But the million dollar question that still need to be posed is; are our soccer club leaders, especially at the local premier league level, see what is going on in Europe as a lesson to them?
I’m raising this question because what is presently going on in Europe, in terms of soccer transfer, is part of the continent’s planning both for development of the game and that of the multibillion euro soccer industry.
For, unlike what we are used to seeing on the local scene where clubs talk of spending billions of Tanzanian shillings in buying players who always turn out to be worthless; you do that kind of thing in Europe and eventually fail to meet the target that had been set for you by your bosses, you’re straight away shown the door, and that’s lesson number one.
In short, it’s not just a question of buying a player or players, but the question does the player bought represent value for money?
It’s for that reason that we see clubs like Arsenal not just going to the soccer players’ market in order to get what they think they need.
But they are also trying to find out how they can off-load expensive players they have in order to bring in younger, more energetic and yet cheaper players.
Therefore, going by what is going on in Europe now, I expect our clubs to have officials within their clubs who would be noting down lessons from Europe for emulation going forward.
Top premier league clubs like Simba, Young Africans, Azam FC, Mtibwa Sugar and others need to be in the forefront in collecting lessons from Europe and other parts of the world in order to improve their squads.
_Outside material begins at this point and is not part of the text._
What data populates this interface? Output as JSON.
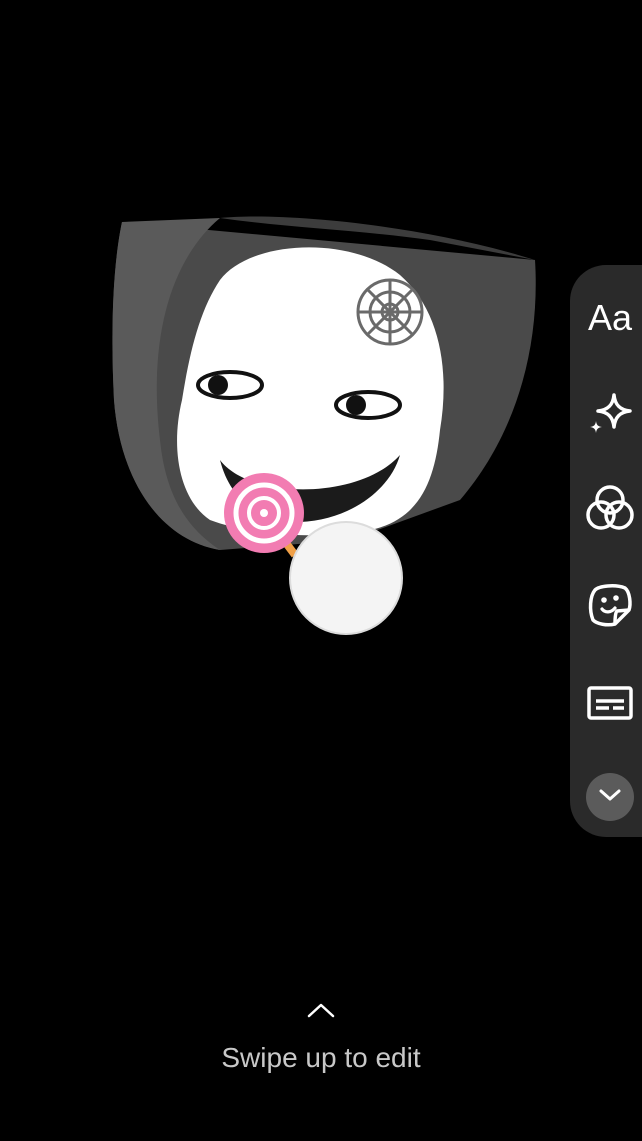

The point is, if we don’t learn from others who happen to be more advanced in the development of the beautiful game than us, then we are very much unlikely to get anywhere, and if we still don’t know what that means, then that is a tragedy of monstrous proportion.
And talking about planning, over the weekend, Simba’s Spokesman, Haji Manara, told whoever cared to listen to him that his club’s plan in the Champions League was to ensure that they collected all their nine points from home matches against clubs from Algeria, the Democratic Republic of Congo and Egypt.
What Manara meant is that, come rain, come sunshine, his club planned and was committed to winning all their home games.
It is certainly a good plan.
But if I were them, I would go further than that by committing the team into not losing any of its three away matches.
Simba’s failure to also plan a winning strategycum- commitment for away matches means that they are somewhat silent on the nine points Simba can collect if they win all their away games, and that is strange.
It is strange because if you don’t plan, on equal measure, on away matches, how sure are you that you will win all your home games?
In fact, if Simba are really planning for their Champions League, then they don’t need to pick examples from their own past records registered in 1974 and in 1993.
In the two, foregoing years, Simba reached the semifinal and the final of the Champions League and the CAF Cup because they were able to get good results both at home and away.
Simply put, Simba need to know that for a team to qualify for the quarter final from its respective group, it must collect more than nine points and that can only be realised if such a team has the ability of winning both at home and away from home.
But saying you want to win all home matches is one thing, and winning, as we all know, is completely another.
The question is, what is the club doing, in terms of preparation, to ensure that come next Saturday, Simba would be able to bag in all their first three points?
Of course, what they are doing in the intervening period is supposed to be their secret, in order to avoid a word on their training programme getting to their opponents.
But they need to work extremely hard before Saturday if they want to start well their Champions League campaign.